September 15, 2022

This story is one in a series of three profiling UBC students who are presenting projects at the International Conference of Undergraduate Research (ICUR) Sept. 27 to 29. Hosting the in-person and online gathering focused on approaching research from an interdisciplinary perspective are England’s University of Warwick and Monash University in Australia. Students had to apply for approval as a presenter.

To create an impactful mixed-reality guidance platform for clinical skills training, Vanessa Lo collaborated with engineering and computer science students on immersive technology in healthcare.
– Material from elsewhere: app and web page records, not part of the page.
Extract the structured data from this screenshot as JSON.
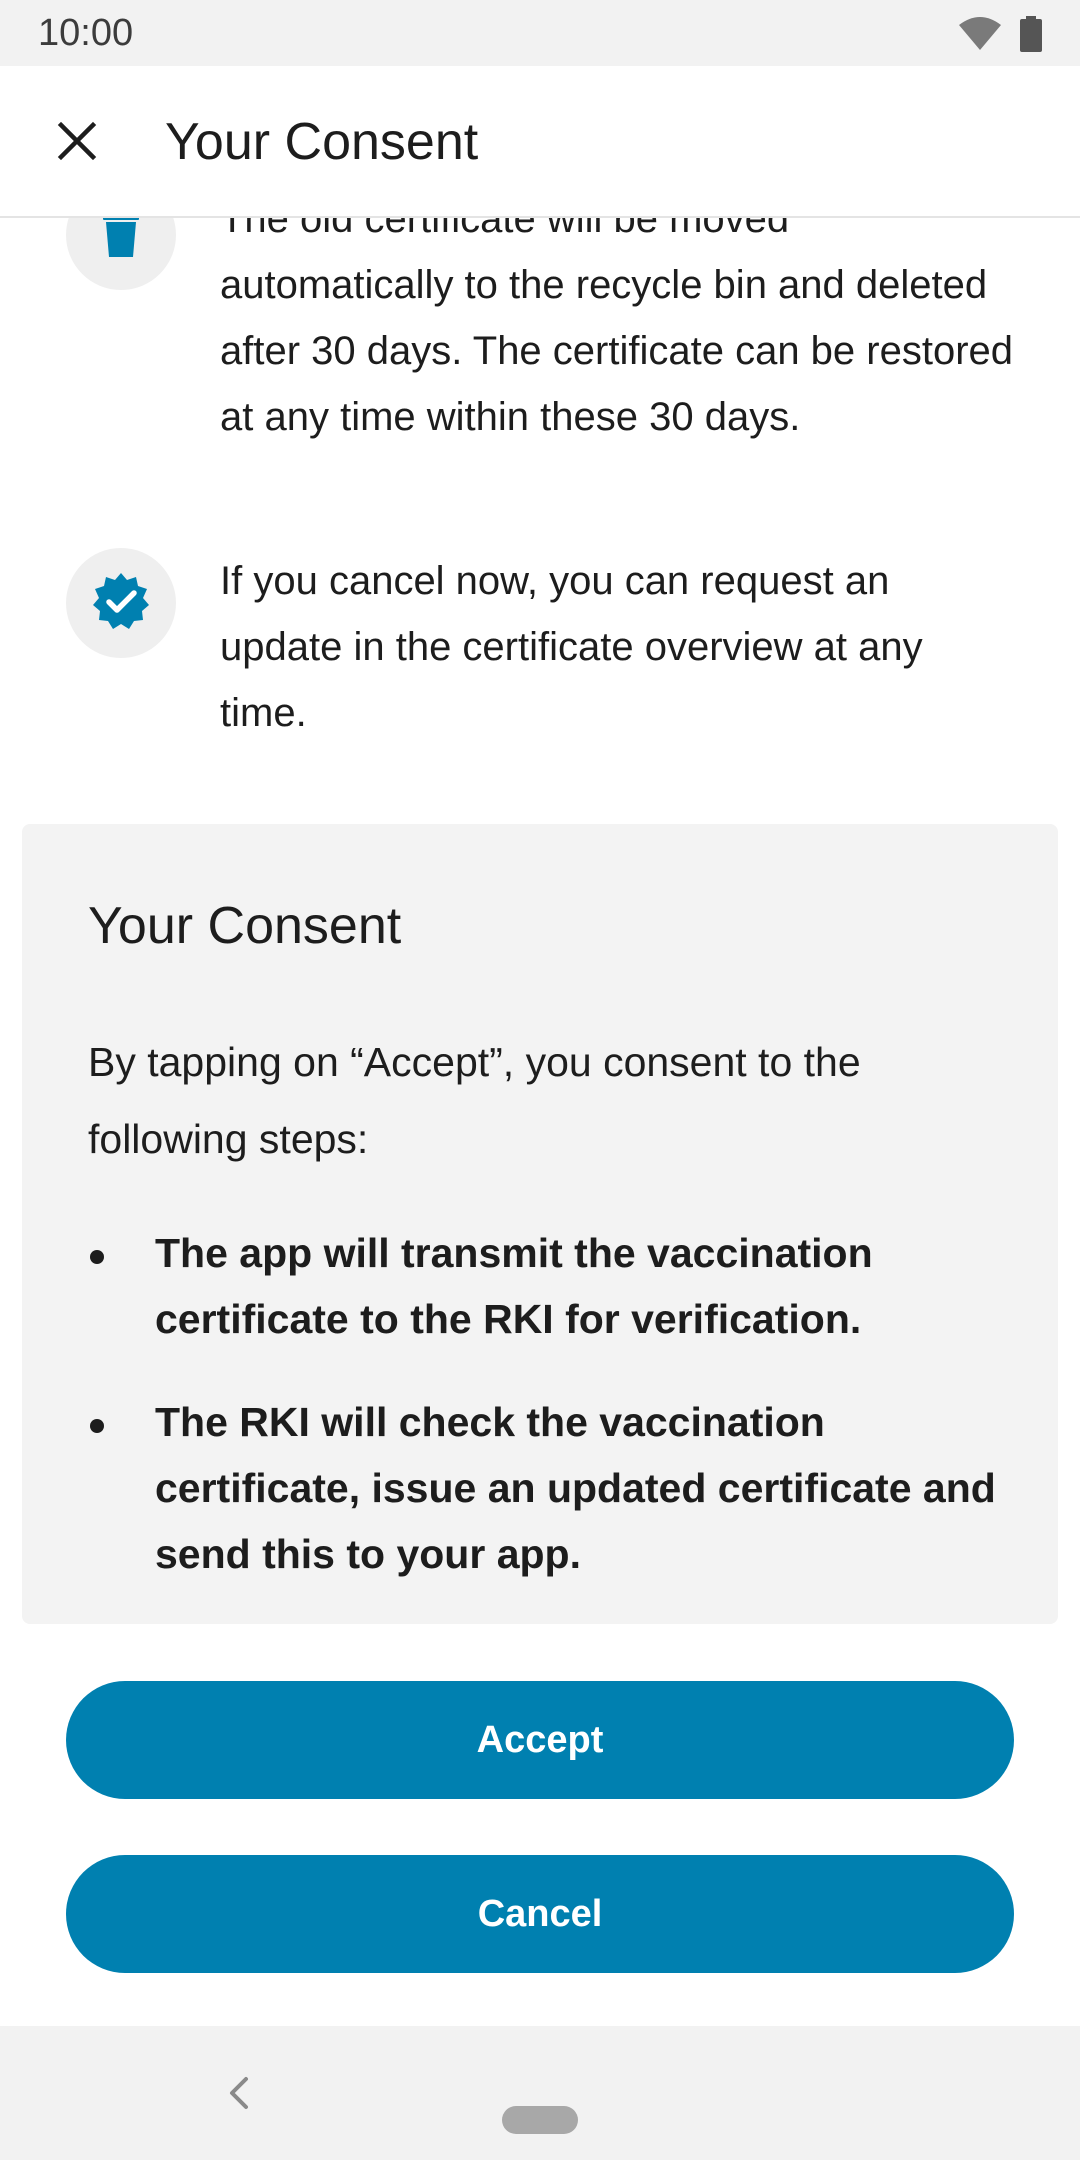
{
  "status_bar": {
    "time": "10:00"
  },
  "app_bar": {
    "title": "Your Consent",
    "close_icon": "close-icon"
  },
  "info_items": [
    {
      "icon": "trash-icon",
      "text": "The old certificate will be moved automatically to the recycle bin and deleted after 30 days. The certificate can be restored at any time within these 30 days."
    },
    {
      "icon": "verified-badge-icon",
      "text": "If you cancel now, you can request an update in the certificate overview at any time."
    }
  ],
  "consent": {
    "title": "Your Consent",
    "intro": "By tapping on “Accept”, you consent to the following steps:",
    "steps": [
      "The app will transmit the vaccination certificate to the RKI for verification.",
      "The RKI will check the vaccination certificate, issue an updated certificate and send this to your app."
    ]
  },
  "buttons": {
    "accept_label": "Accept",
    "cancel_label": "Cancel"
  },
  "colors": {
    "accent": "#0080B0",
    "card_background": "#F3F3F3",
    "icon_circle": "#EFEFEF"
  }
}
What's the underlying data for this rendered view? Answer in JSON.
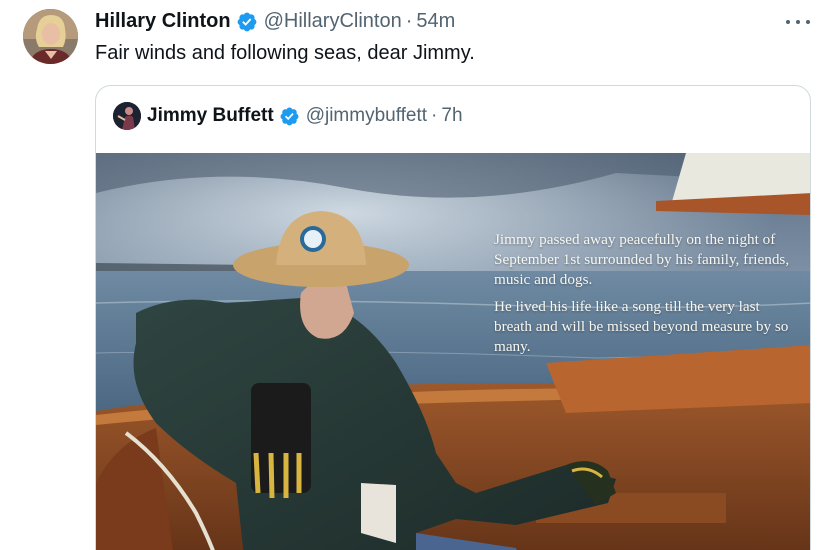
{
  "tweet": {
    "author_name": "Hillary Clinton",
    "author_handle": "@HillaryClinton",
    "separator": "·",
    "time": "54m",
    "text": "Fair winds and following seas, dear Jimmy.",
    "avatar_icon": "profile-photo"
  },
  "quoted": {
    "author_name": "Jimmy Buffett",
    "author_handle": "@jimmybuffett",
    "separator": "·",
    "time": "7h",
    "image_text": {
      "paragraph1": "Jimmy passed away peacefully on the night of September 1st surrounded by his family, friends, music and dogs.",
      "paragraph2": "He lived his life like a song till the very last breath and will be missed beyond measure by so many."
    }
  },
  "icons": {
    "verified": "verified-badge-icon",
    "more": "more-options-icon"
  },
  "colors": {
    "verified_blue": "#1d9bf0",
    "secondary_text": "#536471",
    "border": "#cfd9de"
  }
}
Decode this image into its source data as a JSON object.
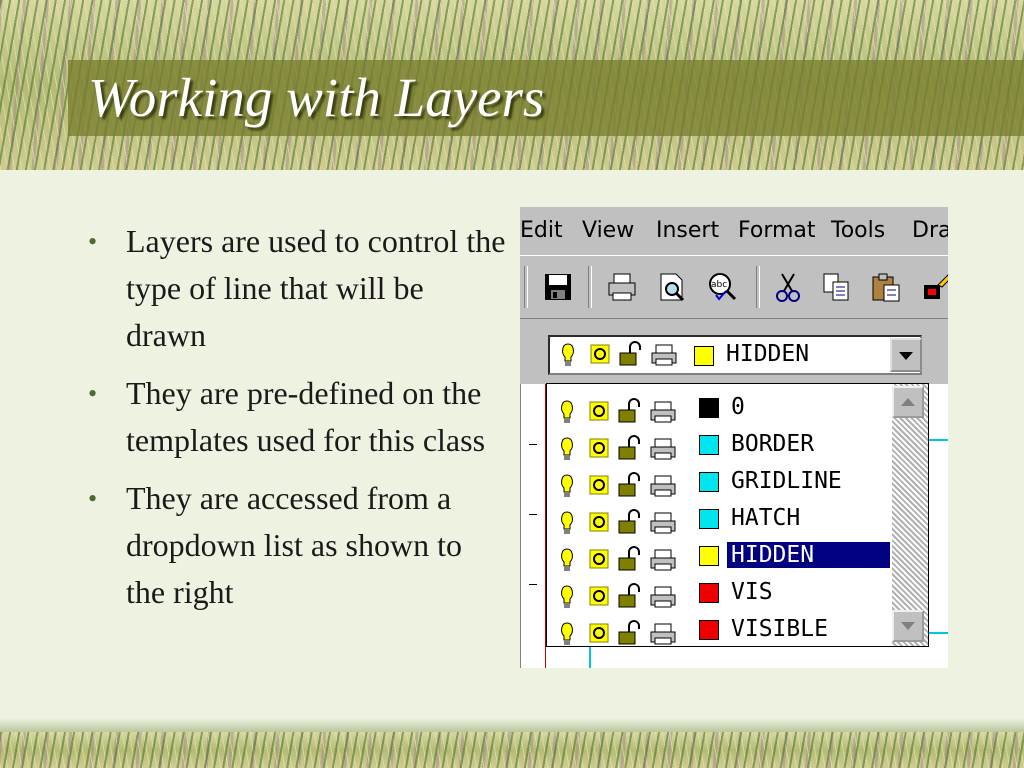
{
  "slide": {
    "title": "Working with Layers",
    "bullets": [
      "Layers are used to control the type of line that will be drawn",
      "They are pre-defined on the templates used for this class",
      "They are accessed from a dropdown list as shown to the right"
    ]
  },
  "app": {
    "menu": [
      "Edit",
      "View",
      "Insert",
      "Format",
      "Tools",
      "Dra"
    ],
    "toolbar_icons": [
      "save-icon",
      "print-icon",
      "print-preview-icon",
      "spell-check-icon",
      "cut-icon",
      "copy-icon",
      "paste-icon",
      "match-properties-icon"
    ],
    "layer_combo": {
      "current": "HIDDEN",
      "current_color": "#ffff00"
    },
    "layers": [
      {
        "name": "0",
        "color": "#000000",
        "selected": false
      },
      {
        "name": "BORDER",
        "color": "#00e5ee",
        "selected": false
      },
      {
        "name": "GRIDLINE",
        "color": "#00e5ee",
        "selected": false
      },
      {
        "name": "HATCH",
        "color": "#00e5ee",
        "selected": false
      },
      {
        "name": "HIDDEN",
        "color": "#ffff00",
        "selected": true
      },
      {
        "name": "VIS",
        "color": "#ee0000",
        "selected": false
      },
      {
        "name": "VISIBLE",
        "color": "#ee0000",
        "selected": false
      }
    ]
  }
}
She will present a PowerPoint, supplemented with a one-minute demo video illustrating the research at ICUR, with her colleague Rohith Krishnamurthy. “It’s been very rewarding to watch our concept come to fruition,” Lo says, “from ideation, development and a finished proof of concept to recruiting participants to test our platform — and also to inspire a start-up company.”

Lo is a fourth year nursing student at UBC Okanagan. Originally from Vancouver, the 21 year old worked this past summer as a student nurse at Burnaby hospital, and an intern at the BC Patient Safety and Quality Council with Northern Health. She was also the team lead for UBC School of Engineering’s Innovation, Entrepreneurship, and Impact Program, which grants startups $10,000 in seed funding to jumpstart their venture. After graduation, Lo plans to complete an internship in Mombasa, Kenya, and return to Canada to work in public health, with the goal of working for the United Nations one day. She also plans to continue her research work. We spoke to Lo about her research and findings.

Portrait of Vanessa Lo  (photo: Vanessa Lo)

Vanessa Lo is a fourth year nursing student at UBC Okanagan (photo: Vanessa Lo)

What the problem is:
The quality of clinical skills training and education have suffered during the COVID-19 pandemic due to limited lab availability and education being primarily delivered virtually. We were looking for a way to give students supplemental training to help consolidate the clinical skills learned in lab to increase students’ confidence in performing these critical skills.

How this research can help:
We found that a mixed reality (integration between virtual and augmented-reality) guidance platform could be an effective way to train repetitively and make sure students have learned skills thoroughly. The tool won’t allow you to proceed to the next step until the one prior is done correctly. You can practice the skill on the platform as many times as you like. Our platform is mixed reality based, meaning there is a mergence between our real world along with virtual components (holograms) to produce an environment where digital and physical objects interact in real time. It's great because our tool caters to different learning styles. There are four combinations of modes you can select: audio, text, human,and agent. The audio mode allows the device itself to speak instructions, while the text mode displays visual instructions. The human mode allows instructors to manually clear you through each round, and can serve as an effective evaluative option. The agent mode is the device itself guiding students’ through each step of the skill.

Watch a demonstration of how virtual and augmented-reality can be used to train students practical skills (video: Vanessa Lo)

Overarching goal:
Our research work sought to 1) Design a mixed-reality solution to train students where physical lab time, medical supplies and instructor presence are not necessarily required and to 2) Determine whether our platform is effective as a supplement to physical lab time in enhancing knowledge and consolidation of clinical skills. We recognize the importance of consistent practice as it helps builds confidence, allowing students to feel more prepared when entering clinical rotations.

What’s next?
Our post user-study survey assessed usefulness, ease of use, user satisfaction, trust, reliability and personal preference of the different modes. In terms of usefulness, user satisfaction and trust, the agent-text option was the most well received. For ease of use, there was a tie-breaker between agent-text and agent audio. For reliability, there was also a tie-breaker between agent-text and human text. In terms of audio vs. text preference, there was again a tie breaker between the two options. For user preference, agent mode was significantly preferred over human mode. Moving forward, we hope to translate our knowledge, findings and data into a final research paper and present at more conferences in the future.

Piece of advice:
It is impossible to replace in-person labs, however, we can definitely find new and innovative ways to supplement in person training and help students become more confident in their practice.

I’ve always wanted to go into healthcare. In grade 2, I watched “Operation Smile” on TV, where doctors did pro bono surgeries in Africa for children with cleft palates, cleft lips and facial tumors. I had no idea that a medical team could change a person’s life physically, mentally, socially and emotionally with just one surgery. It was such an amazing impact, and that’s when I knew that I wanted a future in the healthcare field. I hope that one day I will be able to make the same impact that medical team did for those children.

Learn more about the International Conference of Undergraduate Research.

Find out about UBC Okanagan’s School of Nursing


  • Issues of Global Relevance
  • Students as Global Citizens